The Chicago way? Illinois officials under fire for ObamaCare contracts

Making ObamaCare a reality will require massive computing power to track, store and process the millions of individual cases.

But in Illinois, contracts to compute that state’s cases – valued as high as $190 million – are being awarded without competitive bidding.

The practice already has watchdogs crying foul.

“No transparency and with no bidding -- if that’s legal in Illinois, It shouldn’t be.” said Adam Andrzejewski of, a watchdog group.

“To the extent that is happening across the country, the citizens need to know it.”

“It has the hallmarks of everything that is Chicago and also Illinois, which is totally imprudent and not the best practices,” says Illinois Republican State Senator Ron Sandack.

Illinois cases are stored and processed in the Medicaid Management Information System or MMIS. The Department of Health and Family Services describes the 30-year-old system as antiquated and needing an upgrade to handle the massive case load expected from ObamaCare.

A company from Gaithersburg, Maryland, Client Network Services Incorporated or CNSI, already has a contract in Michigan to perform similar services.

By forming an alliance with Michigan, Illinois was able to bypass a drawn-out, expensive bidding process because the state procurement code says HFS doesn’t need one if there is an intergovernmental agreement.

“The system can be built in much less time,” wrote Illinois director of HFS, Julie Hamos. “Which is saving taxpayers millions of dollars versus Illinois implementing a much costlier stand-alone system.”

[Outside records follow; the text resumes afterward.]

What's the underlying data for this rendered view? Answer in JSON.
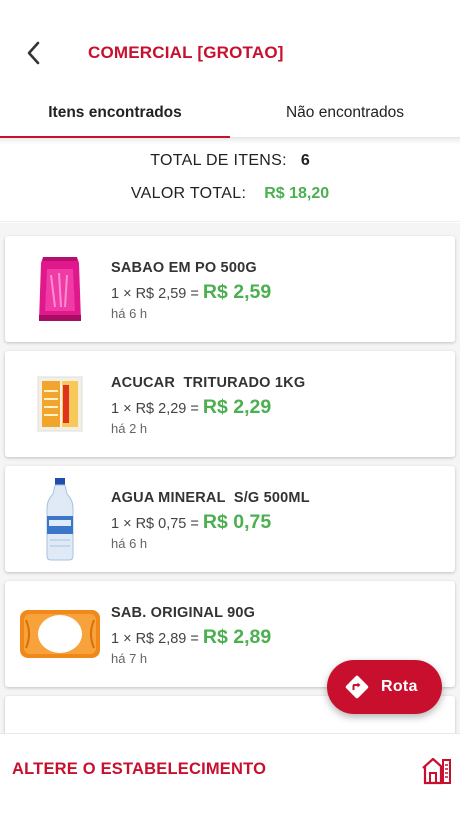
{
  "header": {
    "title": "COMERCIAL [GROTAO]",
    "back_icon": "chevron-left-icon"
  },
  "tabs": [
    {
      "label": "Itens encontrados",
      "active": true
    },
    {
      "label": "Não encontrados",
      "active": false
    }
  ],
  "summary": {
    "total_items_label": "TOTAL DE ITENS:",
    "total_items_value": "6",
    "total_value_label": "VALOR TOTAL:",
    "total_value": "R$ 18,20"
  },
  "items": [
    {
      "name": "SABAO EM PO 500G",
      "quantity_price": "1 × R$ 2,59 =",
      "total": "R$ 2,59",
      "time": "há 6 h",
      "thumbnail": "detergent-pouch"
    },
    {
      "name": "ACUCAR  TRITURADO 1KG",
      "quantity_price": "1 × R$ 2,29 =",
      "total": "R$ 2,29",
      "time": "há 2 h",
      "thumbnail": "sugar-bag"
    },
    {
      "name": "AGUA MINERAL  S/G 500ML",
      "quantity_price": "1 × R$ 0,75 =",
      "total": "R$ 0,75",
      "time": "há 6 h",
      "thumbnail": "water-bottle"
    },
    {
      "name": "SAB. ORIGINAL 90G",
      "quantity_price": "1 × R$ 2,89 =",
      "total": "R$ 2,89",
      "time": "há 7 h",
      "thumbnail": "soap-bar"
    }
  ],
  "fab": {
    "label": "Rota",
    "icon": "directions-icon"
  },
  "bottom": {
    "change_store_label": "ALTERE O ESTABELECIMENTO",
    "store_icon": "store-icon"
  },
  "colors": {
    "accent": "#c8102e",
    "price_green": "#4caf50"
  }
}
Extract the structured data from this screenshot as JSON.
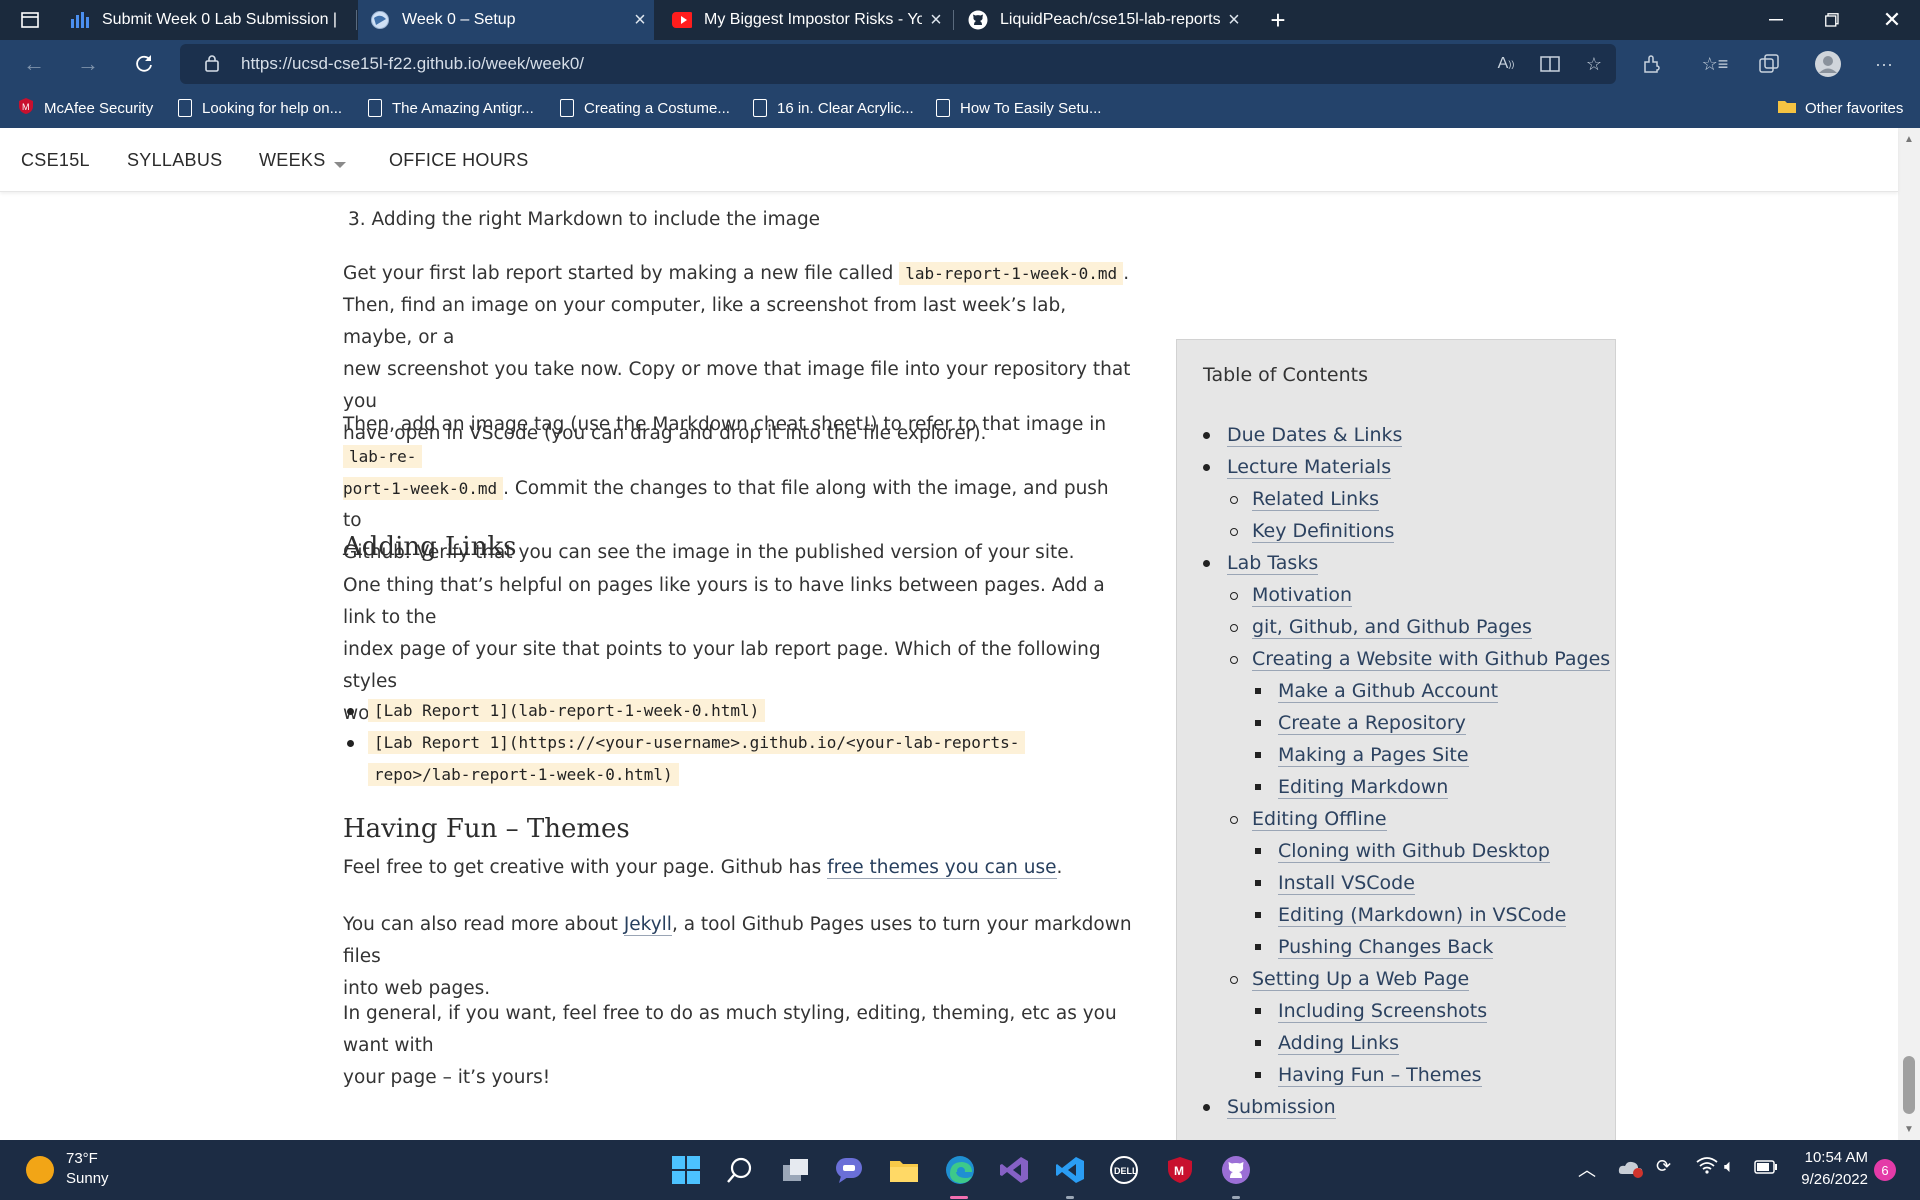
{
  "browser": {
    "tabs": [
      {
        "title": "Submit Week 0 Lab Submission |",
        "active": false
      },
      {
        "title": "Week 0 – Setup",
        "active": true
      },
      {
        "title": "My Biggest Impostor Risks - You",
        "active": false
      },
      {
        "title": "LiquidPeach/cse15l-lab-reports",
        "active": false
      }
    ],
    "url": "https://ucsd-cse15l-f22.github.io/week/week0/",
    "favorites": [
      "McAfee Security",
      "Looking for help on...",
      "The Amazing Antigr...",
      "Creating a Costume...",
      "16 in. Clear Acrylic...",
      "How To Easily Setu..."
    ],
    "other_favorites": "Other favorites"
  },
  "site_nav": {
    "items": [
      "CSE15L",
      "SYLLABUS",
      "WEEKS",
      "OFFICE HOURS"
    ]
  },
  "content": {
    "list_item_3": "3. Adding the right Markdown to include the image",
    "p1": {
      "a": "Get your first lab report started by making a new file called",
      "code": "lab-report-1-week-0.md",
      "b": ".",
      "l2": "Then, find an image on your computer, like a screenshot from last week’s lab, maybe, or a",
      "l3": "new screenshot you take now. Copy or move that image file into your repository that you",
      "l4": "have open in VScode (you can drag and drop it into the file explorer)."
    },
    "p2": {
      "a": "Then, add an image tag (use the Markdown cheat sheet!) to refer to that image in",
      "code_a": "lab-re-",
      "code_b": "port-1-week-0.md",
      "b": ". Commit the changes to that file along with the image, and push to",
      "l3": "Github. Verify that you can see the image in the published version of your site."
    },
    "adding_links": {
      "heading": "Adding Links",
      "l1": "One thing that’s helpful on pages like yours is to have links between pages. Add a link to the",
      "l2": "index page of your site that points to your lab report page. Which of the following styles",
      "l3": "works?",
      "code1": "[Lab Report 1](lab-report-1-week-0.html)",
      "code2a": "[Lab Report 1](https://<your-username>.github.io/<your-lab-reports-",
      "code2b": "repo>/lab-report-1-week-0.html)"
    },
    "themes": {
      "heading": "Having Fun – Themes",
      "l1a": "Feel free to get creative with your page. Github has",
      "l1_link": "free themes you can use",
      "l1b": ".",
      "p2a": "You can also read more about",
      "p2_link": "Jekyll",
      "p2b": ", a tool Github Pages uses to turn your markdown files",
      "p2l2": "into web pages.",
      "p3l1": "In general, if you want, feel free to do as much styling, editing, theming, etc as you want with",
      "p3l2": "your page – it’s yours!"
    }
  },
  "toc": {
    "title": "Table of Contents",
    "items": [
      {
        "label": "Due Dates & Links",
        "level": 1
      },
      {
        "label": "Lecture Materials",
        "level": 1
      },
      {
        "label": "Related Links",
        "level": 2
      },
      {
        "label": "Key Definitions",
        "level": 2
      },
      {
        "label": "Lab Tasks",
        "level": 1
      },
      {
        "label": "Motivation",
        "level": 2
      },
      {
        "label": "git, Github, and Github Pages",
        "level": 2
      },
      {
        "label": "Creating a Website with Github Pages",
        "level": 2
      },
      {
        "label": "Make a Github Account",
        "level": 3
      },
      {
        "label": "Create a Repository",
        "level": 3
      },
      {
        "label": "Making a Pages Site",
        "level": 3
      },
      {
        "label": "Editing Markdown",
        "level": 3
      },
      {
        "label": "Editing Offline",
        "level": 2
      },
      {
        "label": "Cloning with Github Desktop",
        "level": 3
      },
      {
        "label": "Install VSCode",
        "level": 3
      },
      {
        "label": "Editing (Markdown) in VSCode",
        "level": 3
      },
      {
        "label": "Pushing Changes Back",
        "level": 3
      },
      {
        "label": "Setting Up a Web Page",
        "level": 2
      },
      {
        "label": "Including Screenshots",
        "level": 3
      },
      {
        "label": "Adding Links",
        "level": 3
      },
      {
        "label": "Having Fun – Themes",
        "level": 3
      },
      {
        "label": "Submission",
        "level": 1
      }
    ]
  },
  "taskbar": {
    "weather_temp": "73°F",
    "weather_cond": "Sunny",
    "time": "10:54 AM",
    "date": "9/26/2022",
    "notification_count": "6"
  },
  "colors": {
    "tab_strip": "#1b2a3d",
    "toolbar": "#24436b",
    "taskbar": "#1c2c44",
    "code_bg": "#fdf1d8",
    "toc_bg": "#e6e6e6"
  }
}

CNSI, however, has encountered problems in other states.

The company sued Louisiana after a contract there was terminated during an investigation into whether CNSI and a handful of other companies violated ethical guidelines during the procurement process.

According to there were also cost overruns in Washington and Maine and a lawsuit in South Dakota that ended in mediation.

However, the federal government certified CNSI, which was sufficient for Illinois to move forward with the intergovernmental agreement.

“The issues in other states since then do not in any way reflect the technological capabilities and performance Michigan has experienced with CNSI,” wrote director Hamos.

A spokesperson for CNSI said these kinds of partnerships will be part of the future and computing for the Affordable Care Act will be handled in “a cloud” -- meaning cases will be filed in one state, then computed, stored and processed in a mega-computer somewhere else.